Securities regulators say some exempt-market issuers are not properly disclosing the fees and commissions charged on their offerings, and are relying on exemptions that are not available in all provinces, among other failings.

These problems are detailed in a staff notice published Thursday by the Canadian Securities Administrators (CSA).

“We have observed that some issuers or underwriters are not reporting compensation paid in connection with a distribution,” the CSA states in its notice.

“Compensation includes commissions, discounts or other fees or payments of a similar nature, which result from a distribution of securities, regardless of what the payment is called,” the notice states. This does not include payments for services that are incidental to the distribution, such as clerical, printing, legal or accounting services.

The CSA has also observed issuers distributing in more than one jurisdiction under an exemption that is not available in one of those jurisdictions. In some cases, this may stem from the fact that not all jurisdictions in Canada offer the same types of exemptions. As a result, issuers may have to report multiple exemptions being relied on for the same purchaser in cases in which a distribution is made in more than one jurisdiction, but the same exemption is not available in all of those jurisdictions.

Regulators have also seen issuers improperly reporting distributions under the so-called “minimum amount exemption,” which requires purchasers to buy at least $150,000 of an offering. “If an issuer or underwriter relies on this exemption, it should ensure that the purchase price reported is at least that minimum amount,” the notice states. “We also remind issuers or underwriters that it is not permitted to distribute securities under this exemption to multiple purchasers acting in concert or as a ‘syndicate’ in order to pool separate purchases and reach the $150,000 minimum.”

Other matters mentioned in the notice include reporting exempt distributions on the wrong form; failing to file on time; failing to pay the required filing fee; and not including a complete list of purchasers or incorrectly identifying the number of purchasers.
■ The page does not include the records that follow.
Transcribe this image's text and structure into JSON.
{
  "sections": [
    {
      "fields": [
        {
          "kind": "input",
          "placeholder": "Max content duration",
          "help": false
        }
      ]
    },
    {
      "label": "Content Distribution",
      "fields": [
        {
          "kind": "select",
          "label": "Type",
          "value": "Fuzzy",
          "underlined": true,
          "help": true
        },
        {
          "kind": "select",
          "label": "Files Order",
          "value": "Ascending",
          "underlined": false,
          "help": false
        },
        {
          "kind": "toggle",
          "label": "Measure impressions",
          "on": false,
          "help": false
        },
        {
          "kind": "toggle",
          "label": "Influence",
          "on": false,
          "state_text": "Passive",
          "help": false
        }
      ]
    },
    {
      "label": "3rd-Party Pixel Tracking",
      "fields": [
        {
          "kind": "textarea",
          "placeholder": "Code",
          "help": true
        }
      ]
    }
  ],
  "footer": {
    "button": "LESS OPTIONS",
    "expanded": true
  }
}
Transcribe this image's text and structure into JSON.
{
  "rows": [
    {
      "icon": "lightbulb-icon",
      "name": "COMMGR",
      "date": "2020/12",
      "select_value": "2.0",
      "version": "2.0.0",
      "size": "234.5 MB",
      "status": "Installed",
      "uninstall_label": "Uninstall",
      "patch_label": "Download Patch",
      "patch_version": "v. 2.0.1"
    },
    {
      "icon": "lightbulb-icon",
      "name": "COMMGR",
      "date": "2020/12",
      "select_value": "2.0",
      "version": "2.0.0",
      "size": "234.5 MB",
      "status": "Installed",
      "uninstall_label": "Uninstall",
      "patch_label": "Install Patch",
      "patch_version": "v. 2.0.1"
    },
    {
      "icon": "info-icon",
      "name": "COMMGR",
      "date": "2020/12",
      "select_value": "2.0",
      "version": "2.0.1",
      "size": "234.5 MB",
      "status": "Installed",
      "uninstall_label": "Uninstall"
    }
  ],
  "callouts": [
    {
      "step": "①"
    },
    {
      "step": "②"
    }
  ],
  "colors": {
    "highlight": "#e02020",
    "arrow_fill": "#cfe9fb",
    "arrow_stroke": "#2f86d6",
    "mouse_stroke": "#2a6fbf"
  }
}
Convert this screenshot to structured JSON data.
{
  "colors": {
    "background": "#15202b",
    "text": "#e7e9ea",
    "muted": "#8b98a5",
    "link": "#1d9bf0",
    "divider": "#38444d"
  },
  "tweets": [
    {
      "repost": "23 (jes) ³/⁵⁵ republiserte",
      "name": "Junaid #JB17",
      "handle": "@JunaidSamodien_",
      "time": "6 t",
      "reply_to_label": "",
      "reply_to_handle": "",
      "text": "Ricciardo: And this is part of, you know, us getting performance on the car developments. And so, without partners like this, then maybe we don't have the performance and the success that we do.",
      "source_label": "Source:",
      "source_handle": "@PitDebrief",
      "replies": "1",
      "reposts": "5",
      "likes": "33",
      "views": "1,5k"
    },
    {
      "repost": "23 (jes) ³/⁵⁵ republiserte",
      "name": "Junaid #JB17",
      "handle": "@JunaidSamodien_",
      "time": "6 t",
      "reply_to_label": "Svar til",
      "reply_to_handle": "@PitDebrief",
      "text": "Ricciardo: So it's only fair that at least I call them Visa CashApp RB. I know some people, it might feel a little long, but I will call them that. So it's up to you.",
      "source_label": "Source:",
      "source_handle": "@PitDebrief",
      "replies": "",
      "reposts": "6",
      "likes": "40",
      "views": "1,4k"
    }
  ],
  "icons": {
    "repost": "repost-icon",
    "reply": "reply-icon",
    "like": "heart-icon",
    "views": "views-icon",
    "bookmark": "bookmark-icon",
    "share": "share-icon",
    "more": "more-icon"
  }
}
The CSA is detailing these deficiencies to help issuers, underwriters, and their advisors avoid similar problems in future filings, the notice states.